== EXERCISE GOAL ==
Among the lines below, tally those holding the string "JSON" and give the total only.
[[ SOURCE RECORDS, beginning ]]
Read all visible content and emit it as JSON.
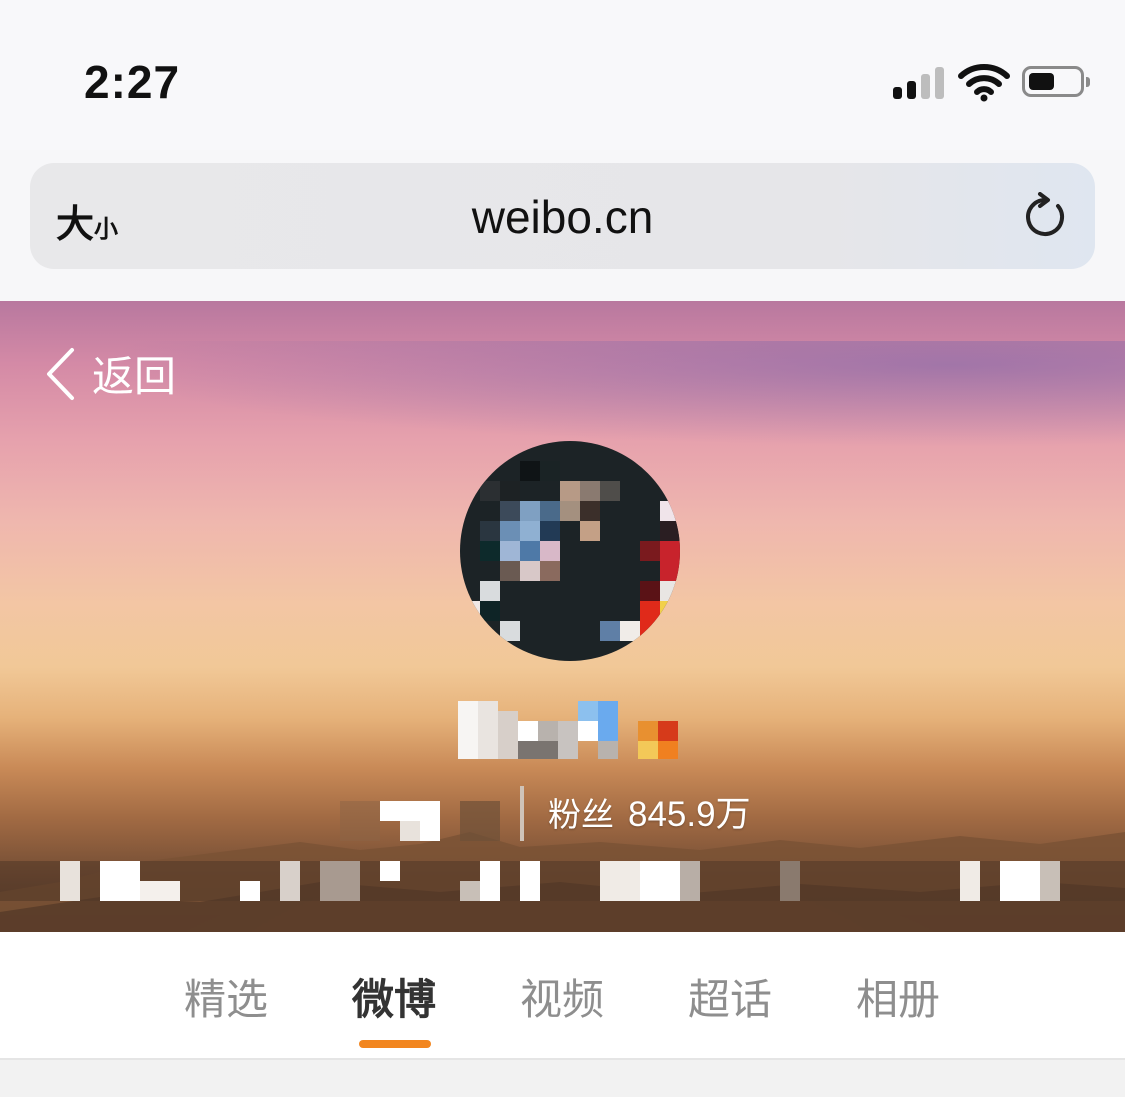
{
  "status_bar": {
    "time": "2:27",
    "signal_icon": "cellular-signal-icon",
    "wifi_icon": "wifi-icon",
    "battery_icon": "battery-icon"
  },
  "browser": {
    "text_size_big": "大",
    "text_size_small": "小",
    "url": "weibo.cn",
    "reload_icon": "reload-icon"
  },
  "profile": {
    "back_label": "返回",
    "back_icon": "chevron-left-icon",
    "fans_label": "粉丝",
    "fans_count": "845.9万"
  },
  "tabs": [
    {
      "label": "精选",
      "active": false
    },
    {
      "label": "微博",
      "active": true
    },
    {
      "label": "视频",
      "active": false
    },
    {
      "label": "超话",
      "active": false
    },
    {
      "label": "相册",
      "active": false
    }
  ],
  "colors": {
    "accent": "#f2861f",
    "tab_inactive": "#8e8e8e",
    "tab_active": "#333333"
  }
}
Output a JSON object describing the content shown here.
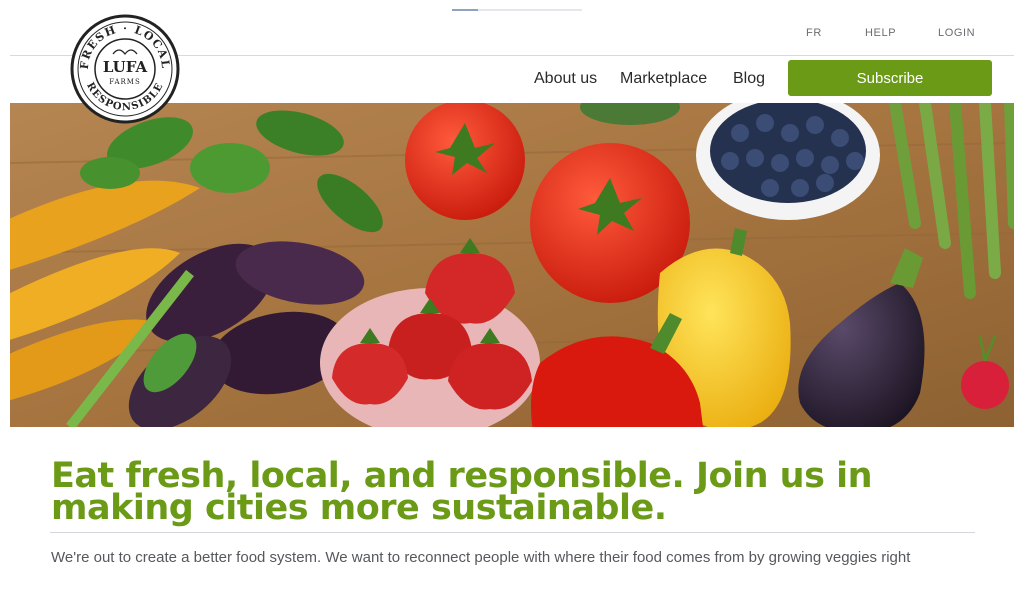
{
  "brand": {
    "logo_top": "FRESH · LOCAL",
    "logo_name": "LUFA",
    "logo_sub": "FARMS",
    "logo_bottom": "RESPONSIBLE"
  },
  "utility_nav": {
    "language": "FR",
    "help": "HELP",
    "login": "LOGIN"
  },
  "main_nav": {
    "about": "About us",
    "marketplace": "Marketplace",
    "blog": "Blog",
    "subscribe": "Subscribe"
  },
  "hero": {
    "icons": [
      "carrot",
      "herb-leaf",
      "tomato",
      "blueberry-bowl",
      "asparagus",
      "strawberry-bowl",
      "bell-pepper",
      "eggplant",
      "radish"
    ]
  },
  "content": {
    "headline": "Eat fresh, local, and responsible. Join us in making cities more sustainable.",
    "intro": "We're out to create a better food system. We want to reconnect people with where their food comes from by growing veggies right"
  },
  "colors": {
    "brand_green": "#6a9a16",
    "wood": "#a97a44"
  }
}
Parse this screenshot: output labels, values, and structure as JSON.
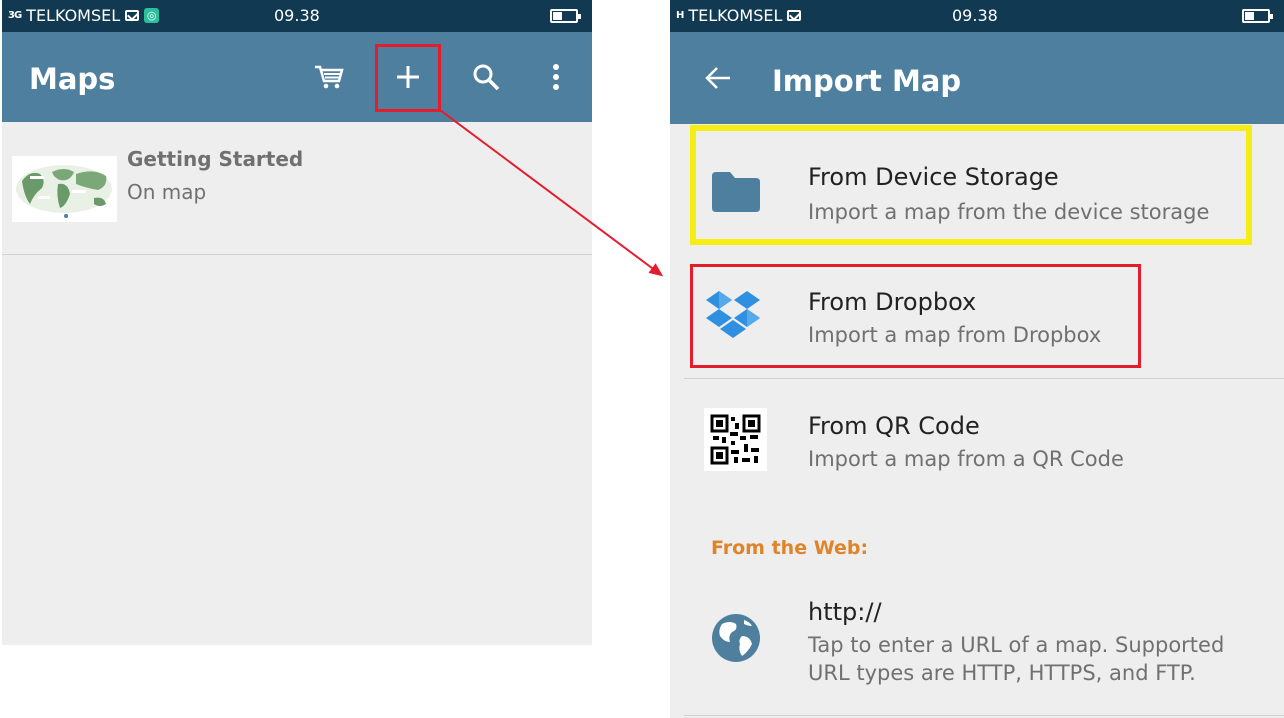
{
  "left_screen": {
    "status_bar": {
      "signal": "3G",
      "carrier": "TELKOMSEL",
      "time": "09.38"
    },
    "toolbar": {
      "title": "Maps",
      "icons": [
        "cart-icon",
        "plus-icon",
        "search-icon",
        "more-vert-icon"
      ]
    },
    "maps": [
      {
        "title": "Getting Started",
        "subtitle": "On map"
      }
    ]
  },
  "right_screen": {
    "status_bar": {
      "signal": "H",
      "carrier": "TELKOMSEL",
      "time": "09.38"
    },
    "toolbar": {
      "title": "Import Map"
    },
    "options": [
      {
        "title": "From Device Storage",
        "subtitle": "Import a map from the device storage",
        "icon": "folder-icon"
      },
      {
        "title": "From Dropbox",
        "subtitle": "Import a map from Dropbox",
        "icon": "dropbox-icon"
      },
      {
        "title": "From QR Code",
        "subtitle": "Import a map from a QR Code",
        "icon": "qr-code-icon"
      }
    ],
    "web_section": {
      "header": "From the Web:",
      "title": "http://",
      "subtitle_line1": "Tap to enter a URL of a map. Supported",
      "subtitle_line2": "URL types are HTTP, HTTPS, and FTP.",
      "icon": "globe-icon"
    }
  },
  "colors": {
    "toolbar": "#4e7f9e",
    "status_bar": "#113a52",
    "background": "#eeeeee",
    "section_header": "#e0842a",
    "highlight_red": "#e41d2d",
    "highlight_yellow": "#f5ee14",
    "folder_icon": "#4e7f9e"
  }
}
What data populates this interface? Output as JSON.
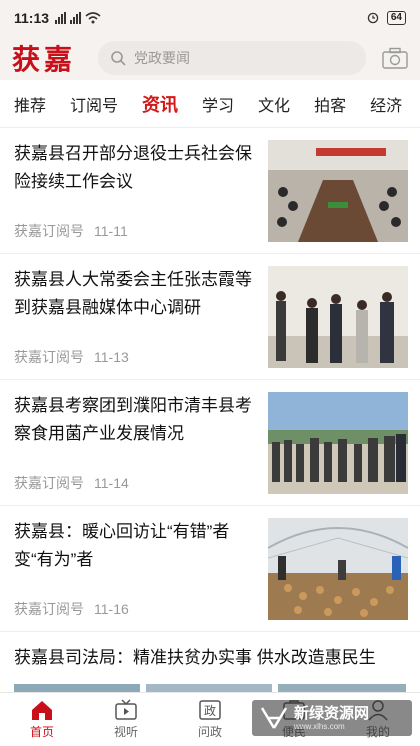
{
  "status": {
    "time": "11:13",
    "battery": "64"
  },
  "header": {
    "logo": "获嘉",
    "search_placeholder": "党政要闻"
  },
  "tabs": [
    "推荐",
    "订阅号",
    "资讯",
    "学习",
    "文化",
    "拍客",
    "经济"
  ],
  "active_tab": "资讯",
  "articles": [
    {
      "title": "获嘉县召开部分退役士兵社会保险接续工作会议",
      "source": "获嘉订阅号",
      "date": "11-11",
      "thumb": "meeting-room"
    },
    {
      "title": "获嘉县人大常委会主任张志霞等到获嘉县融媒体中心调研",
      "source": "获嘉订阅号",
      "date": "11-13",
      "thumb": "visit-group"
    },
    {
      "title": "获嘉县考察团到濮阳市清丰县考察食用菌产业发展情况",
      "source": "获嘉订阅号",
      "date": "11-14",
      "thumb": "outdoor-group"
    },
    {
      "title": "获嘉县：暖心回访让“有错”者变“有为”者",
      "source": "获嘉订阅号",
      "date": "11-16",
      "thumb": "greenhouse"
    },
    {
      "title": "获嘉县司法局：精准扶贫办实事 供水改造惠民生"
    }
  ],
  "bottom_nav": [
    {
      "label": "首页",
      "icon": "home-icon"
    },
    {
      "label": "视听",
      "icon": "tv-icon"
    },
    {
      "label": "问政",
      "icon": "gov-icon"
    },
    {
      "label": "便民",
      "icon": "service-icon"
    },
    {
      "label": "我的",
      "icon": "user-icon"
    }
  ],
  "watermark": {
    "title": "新绿资源网",
    "url": "www.xlhs.com"
  },
  "colors": {
    "accent": "#c8101a",
    "tab_active": "#d21818",
    "meta": "#999999"
  }
}
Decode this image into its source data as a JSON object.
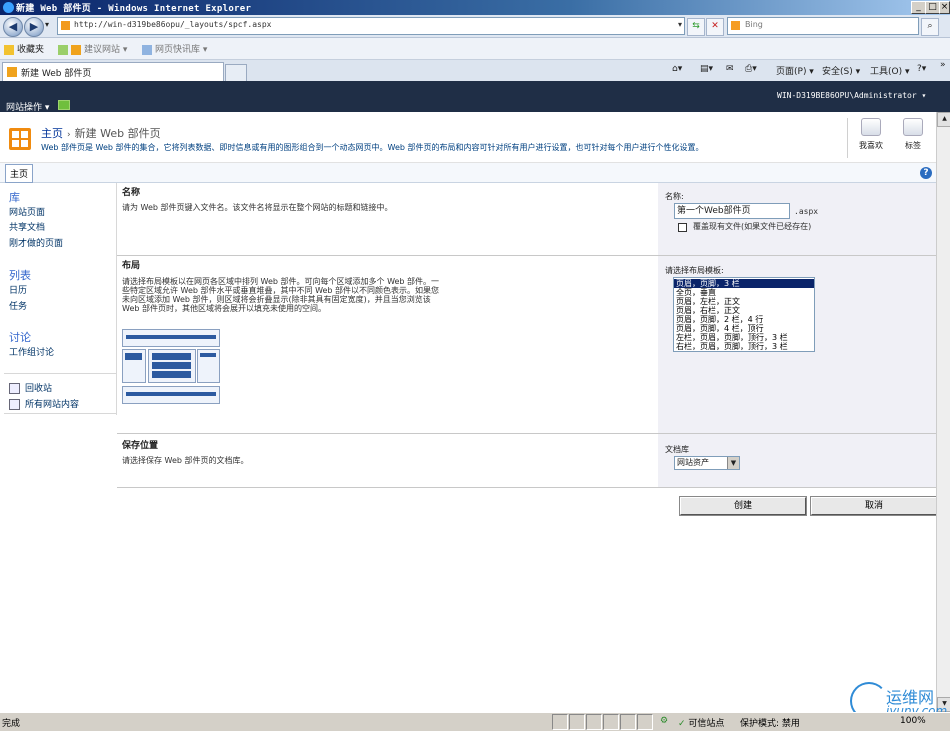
{
  "window": {
    "title": "新建 Web 部件页 - Windows Internet Explorer"
  },
  "address": {
    "url": "http://win-d319be86opu/_layouts/spcf.aspx",
    "search_placeholder": "Bing"
  },
  "favorites": {
    "label": "收藏夹",
    "items": [
      "建议网站 ▾",
      "网页快讯库 ▾"
    ]
  },
  "tab": {
    "title": "新建 Web 部件页"
  },
  "toolbar": {
    "page": "页面(P) ▾",
    "safety": "安全(S) ▾",
    "tools": "工具(O) ▾",
    "help": "?▾",
    "more": "»"
  },
  "sp": {
    "site_actions": "网站操作 ▾",
    "user": "WIN-D319BE86OPU\\Administrator ▾"
  },
  "titlearea": {
    "crumb_home": "主页",
    "crumb_sep": "›",
    "crumb_current": "新建 Web 部件页",
    "description": "Web 部件页是 Web 部件的集合，它将列表数据、即时信息或有用的图形组合到一个动态网页中。Web 部件页的布局和内容可针对所有用户进行设置，也可针对每个用户进行个性化设置。",
    "like": "我喜欢",
    "tags": "标签"
  },
  "topnav": {
    "home": "主页",
    "help": "?"
  },
  "leftnav": {
    "h_library": "库",
    "site_pages": "网站页面",
    "shared_docs": "共享文档",
    "recent_page": "刚才做的页面",
    "h_lists": "列表",
    "calendar": "日历",
    "tasks": "任务",
    "h_discussion": "讨论",
    "team_discussion": "工作组讨论",
    "recycle": "回收站",
    "all_content": "所有网站内容"
  },
  "form": {
    "name_heading": "名称",
    "name_desc": "请为 Web 部件页键入文件名。该文件名将显示在整个网站的标题和链接中。",
    "name_label": "名称:",
    "name_value": "第一个Web部件页",
    "ext": ".aspx",
    "overwrite": "覆盖现有文件(如果文件已经存在)",
    "layout_heading": "布局",
    "layout_desc": [
      "请选择布局模板以在网页各区域中排列 Web 部件。可向每个区域添加多个 Web 部件。一",
      "些特定区域允许 Web 部件水平或垂直堆叠，其中不同 Web 部件以不同颜色表示。如果您",
      "未向区域添加 Web 部件，则区域将会折叠显示(除非其具有固定宽度)，并且当您浏览该",
      "Web 部件页时，其他区域将会展开以填充未使用的空间。"
    ],
    "layout_label": "请选择布局模板:",
    "layout_options": [
      "页眉，页脚，3 栏",
      "全页，垂直",
      "页眉，左栏，正文",
      "页眉，右栏，正文",
      "页眉，页脚，2 栏，4 行",
      "页眉，页脚，4 栏，顶行",
      "左栏，页眉，页脚，顶行，3 栏",
      "右栏，页眉，页脚，顶行，3 栏"
    ],
    "save_heading": "保存位置",
    "save_desc": "请选择保存 Web 部件页的文档库。",
    "library_label": "文档库",
    "library_value": "网站资产",
    "create": "创建",
    "cancel": "取消"
  },
  "status": {
    "done": "完成",
    "trusted": "可信站点",
    "protected": "保护模式: 禁用",
    "zoom": "100%"
  },
  "watermark": {
    "text1": "运维网",
    "text2": "iyunv.com"
  }
}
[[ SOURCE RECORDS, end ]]
== PROBLEM SOLUTION ==
5